A council statement says: “Estate agent boards continue to be one of the most common complaints made to Camden’s Planning Enforcement Team. Across the borough there are examples of Estate Agents disregarding the regulations, displaying numerous boards per building and keeping them up for long periods despite properties being sold or let. Estate Agent Boards are seen by many as outdated eyesores, which merely add unnecessary clutter to our streets and take up valuable Council resources as we seek to secure their removal.”

As is often the way, the sins of the few Agents who have persistently disregarded the local by-laws may spoil it for the many Agents who are essentially law-abiding, mindful of their civic responsibilities.

Many people outside of the industry may not know that the Town and Country Planning (Control of Advertisements) (England) Regulations 2007, Class 3: Miscellaneous temporary advertisements, regulates the use of Estate Agents boards and states that:

1. Only one sign, consisting of a single board or two joined boards, is permitted per property and it must be within the curtilage of the property
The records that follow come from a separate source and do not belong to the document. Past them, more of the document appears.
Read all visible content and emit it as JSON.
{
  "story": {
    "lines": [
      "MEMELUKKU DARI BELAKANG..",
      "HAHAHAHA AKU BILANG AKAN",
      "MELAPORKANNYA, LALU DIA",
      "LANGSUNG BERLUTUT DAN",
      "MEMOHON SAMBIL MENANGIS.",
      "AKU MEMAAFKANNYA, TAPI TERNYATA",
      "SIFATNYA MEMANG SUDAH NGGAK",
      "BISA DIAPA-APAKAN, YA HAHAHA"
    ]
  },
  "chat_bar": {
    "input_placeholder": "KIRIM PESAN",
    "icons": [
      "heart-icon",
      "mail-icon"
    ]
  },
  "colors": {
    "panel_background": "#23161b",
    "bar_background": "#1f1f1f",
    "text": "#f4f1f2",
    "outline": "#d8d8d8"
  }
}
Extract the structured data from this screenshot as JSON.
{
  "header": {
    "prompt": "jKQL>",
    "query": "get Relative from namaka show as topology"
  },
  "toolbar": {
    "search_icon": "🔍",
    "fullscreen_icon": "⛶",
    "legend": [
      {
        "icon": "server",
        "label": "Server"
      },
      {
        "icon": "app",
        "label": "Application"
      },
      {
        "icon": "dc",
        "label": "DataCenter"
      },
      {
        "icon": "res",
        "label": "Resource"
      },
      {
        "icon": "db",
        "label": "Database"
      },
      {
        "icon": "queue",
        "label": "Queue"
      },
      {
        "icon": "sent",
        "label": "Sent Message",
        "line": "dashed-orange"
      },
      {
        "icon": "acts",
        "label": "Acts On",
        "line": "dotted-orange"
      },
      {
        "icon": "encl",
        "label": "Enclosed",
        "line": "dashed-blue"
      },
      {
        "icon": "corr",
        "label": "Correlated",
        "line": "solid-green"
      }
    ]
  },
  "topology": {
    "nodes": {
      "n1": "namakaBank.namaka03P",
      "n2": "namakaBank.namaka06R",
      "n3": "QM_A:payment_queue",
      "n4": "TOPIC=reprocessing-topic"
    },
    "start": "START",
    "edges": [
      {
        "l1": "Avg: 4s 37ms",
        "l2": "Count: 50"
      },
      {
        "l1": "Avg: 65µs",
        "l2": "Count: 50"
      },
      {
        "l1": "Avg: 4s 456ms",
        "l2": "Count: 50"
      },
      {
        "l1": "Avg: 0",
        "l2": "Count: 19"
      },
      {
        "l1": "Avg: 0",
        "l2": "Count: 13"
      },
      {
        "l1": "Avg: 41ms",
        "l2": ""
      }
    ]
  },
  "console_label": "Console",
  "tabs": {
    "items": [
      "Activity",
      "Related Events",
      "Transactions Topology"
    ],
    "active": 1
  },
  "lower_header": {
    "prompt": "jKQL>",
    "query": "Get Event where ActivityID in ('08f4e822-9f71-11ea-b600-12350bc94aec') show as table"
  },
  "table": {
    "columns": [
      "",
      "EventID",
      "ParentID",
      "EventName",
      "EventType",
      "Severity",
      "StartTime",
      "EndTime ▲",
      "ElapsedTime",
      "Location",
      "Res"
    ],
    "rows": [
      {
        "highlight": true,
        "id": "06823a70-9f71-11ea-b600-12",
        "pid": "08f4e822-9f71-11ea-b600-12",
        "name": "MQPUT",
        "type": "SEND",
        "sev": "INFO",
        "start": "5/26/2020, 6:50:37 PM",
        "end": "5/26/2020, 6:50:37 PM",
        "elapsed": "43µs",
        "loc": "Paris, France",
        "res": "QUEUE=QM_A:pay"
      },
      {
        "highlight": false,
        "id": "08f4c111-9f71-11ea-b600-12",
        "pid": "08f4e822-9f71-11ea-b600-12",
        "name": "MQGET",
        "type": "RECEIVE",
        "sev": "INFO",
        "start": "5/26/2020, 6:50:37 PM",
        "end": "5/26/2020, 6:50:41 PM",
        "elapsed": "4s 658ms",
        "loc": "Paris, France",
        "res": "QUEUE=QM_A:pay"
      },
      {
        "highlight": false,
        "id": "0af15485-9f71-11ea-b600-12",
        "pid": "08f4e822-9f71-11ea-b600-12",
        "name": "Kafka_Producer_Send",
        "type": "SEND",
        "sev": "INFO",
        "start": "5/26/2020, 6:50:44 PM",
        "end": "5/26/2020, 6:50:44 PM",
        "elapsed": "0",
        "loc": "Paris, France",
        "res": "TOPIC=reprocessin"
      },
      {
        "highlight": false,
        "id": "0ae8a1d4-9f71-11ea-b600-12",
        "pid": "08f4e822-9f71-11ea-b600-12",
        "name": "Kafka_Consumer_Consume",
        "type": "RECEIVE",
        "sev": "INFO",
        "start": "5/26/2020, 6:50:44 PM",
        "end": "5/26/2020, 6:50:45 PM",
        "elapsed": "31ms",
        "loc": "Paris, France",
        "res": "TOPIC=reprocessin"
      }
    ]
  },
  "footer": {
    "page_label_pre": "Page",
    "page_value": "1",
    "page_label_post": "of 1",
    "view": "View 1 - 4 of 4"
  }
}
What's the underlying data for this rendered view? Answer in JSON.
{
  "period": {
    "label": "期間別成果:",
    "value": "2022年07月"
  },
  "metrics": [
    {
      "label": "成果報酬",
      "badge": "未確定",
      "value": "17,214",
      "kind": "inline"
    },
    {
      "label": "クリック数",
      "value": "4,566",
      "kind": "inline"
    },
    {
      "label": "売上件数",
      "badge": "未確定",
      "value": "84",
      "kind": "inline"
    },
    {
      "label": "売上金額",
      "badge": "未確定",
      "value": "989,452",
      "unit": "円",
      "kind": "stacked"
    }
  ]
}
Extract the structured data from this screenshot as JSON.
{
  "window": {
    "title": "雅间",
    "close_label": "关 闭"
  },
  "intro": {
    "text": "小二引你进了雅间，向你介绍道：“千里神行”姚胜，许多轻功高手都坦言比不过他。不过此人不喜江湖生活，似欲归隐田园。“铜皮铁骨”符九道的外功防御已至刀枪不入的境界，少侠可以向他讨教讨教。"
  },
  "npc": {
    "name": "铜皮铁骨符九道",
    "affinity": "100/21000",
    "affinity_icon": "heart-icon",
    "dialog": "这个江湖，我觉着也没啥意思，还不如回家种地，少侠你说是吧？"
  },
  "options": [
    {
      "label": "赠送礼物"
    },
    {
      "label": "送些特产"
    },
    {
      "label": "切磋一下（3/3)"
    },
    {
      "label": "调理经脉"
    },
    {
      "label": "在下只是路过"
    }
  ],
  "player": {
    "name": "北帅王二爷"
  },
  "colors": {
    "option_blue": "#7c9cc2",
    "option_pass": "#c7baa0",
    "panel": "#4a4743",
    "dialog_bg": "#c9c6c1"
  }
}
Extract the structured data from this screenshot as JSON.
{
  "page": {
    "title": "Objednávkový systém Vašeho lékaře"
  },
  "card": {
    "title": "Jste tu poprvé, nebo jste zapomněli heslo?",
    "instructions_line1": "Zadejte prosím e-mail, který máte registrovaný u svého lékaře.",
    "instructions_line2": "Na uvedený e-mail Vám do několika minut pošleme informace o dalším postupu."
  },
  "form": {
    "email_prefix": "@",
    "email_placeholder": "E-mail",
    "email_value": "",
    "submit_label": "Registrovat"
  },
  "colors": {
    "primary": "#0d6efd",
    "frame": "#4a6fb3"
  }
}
2. No board may be displayed indicating that land or premises has been sold or let unless a For Sale or To Let board was initially displayed

3. The board shall be removed within 14 days after completion of a sale or the property let

4. No board may exceed 0.5 m2 or, in the case of two joined boards, 0.6 m2

5. If a board is on a building, the maximum projection permitted is 1 metre.

6. Illumination is not permitted.

7. No character or symbol on the advertisement may be more than 0.75m in height

8. No part of the advertisement may be higher than 4.6m above ground level

Aren’t those interesting facts? So, who reading this has seen;

- more than one ‘For Sale’ board at a property?

- a ‘Sold’ board go up at a house where there was no ‘For Sale’ board originally

- a board that has stayed up for weeks, or even months, after the property has changed hands?

- a board on a grass verge with the name of the house for sale written on it?

- a board at the end of a road with an arrow pointing towards the property for sale?

- a board on a house that is not for sale with an Agent’s name on it saying ‘Recommending’?

If so, they are ALL illegal boards! None of the above should happen, but worse still, the offending Agent will know that by doing it they are breaking local planning regulations, yet they are choosing to ignore the rules and do it anyway.

So, what do you think? Should Estate Agents be allowed to continue to flout the rules and cost councils time and money, or is it time to do something about it, once and for all!

We have a Poll on our Facebook page where you can VOTE and also leave any comments on this editorial. We would love to hear from you.


Thank you for reading!

Sue Iles